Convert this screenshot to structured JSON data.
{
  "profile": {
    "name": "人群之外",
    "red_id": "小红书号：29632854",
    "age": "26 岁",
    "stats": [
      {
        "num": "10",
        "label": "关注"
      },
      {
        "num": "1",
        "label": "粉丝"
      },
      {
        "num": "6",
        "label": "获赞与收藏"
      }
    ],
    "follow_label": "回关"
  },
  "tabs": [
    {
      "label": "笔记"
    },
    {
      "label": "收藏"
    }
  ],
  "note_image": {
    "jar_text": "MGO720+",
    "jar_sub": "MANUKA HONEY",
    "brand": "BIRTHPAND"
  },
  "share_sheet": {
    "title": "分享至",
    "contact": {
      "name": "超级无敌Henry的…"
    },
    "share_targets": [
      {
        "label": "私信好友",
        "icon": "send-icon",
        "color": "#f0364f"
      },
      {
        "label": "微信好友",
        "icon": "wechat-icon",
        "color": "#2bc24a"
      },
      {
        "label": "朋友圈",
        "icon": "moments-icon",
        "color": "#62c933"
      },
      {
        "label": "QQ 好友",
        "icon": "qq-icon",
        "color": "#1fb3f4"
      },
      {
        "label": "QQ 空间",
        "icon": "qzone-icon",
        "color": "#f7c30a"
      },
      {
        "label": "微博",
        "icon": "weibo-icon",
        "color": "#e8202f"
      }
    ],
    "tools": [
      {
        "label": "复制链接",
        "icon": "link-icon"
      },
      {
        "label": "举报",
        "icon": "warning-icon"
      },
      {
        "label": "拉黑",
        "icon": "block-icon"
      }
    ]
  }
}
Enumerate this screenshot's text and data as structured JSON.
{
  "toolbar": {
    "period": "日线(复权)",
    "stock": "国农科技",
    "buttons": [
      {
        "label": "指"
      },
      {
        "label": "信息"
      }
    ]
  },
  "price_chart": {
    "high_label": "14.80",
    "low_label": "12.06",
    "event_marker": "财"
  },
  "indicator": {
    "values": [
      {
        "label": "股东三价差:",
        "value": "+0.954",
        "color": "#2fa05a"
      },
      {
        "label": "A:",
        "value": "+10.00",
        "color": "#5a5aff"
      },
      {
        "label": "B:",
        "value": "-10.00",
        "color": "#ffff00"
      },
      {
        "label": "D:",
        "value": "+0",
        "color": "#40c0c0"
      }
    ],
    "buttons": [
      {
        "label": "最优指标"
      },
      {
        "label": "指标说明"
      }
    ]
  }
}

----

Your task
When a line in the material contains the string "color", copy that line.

Completed exercise
        "color": "#f0364f"
        "color": "#2bc24a"
        "color": "#62c933"
        "color": "#1fb3f4"
        "color": "#f7c30a"
        "color": "#e8202f"
        "color": "#2fa05a"
        "color": "#5a5aff"
        "color": "#ffff00"
        "color": "#40c0c0"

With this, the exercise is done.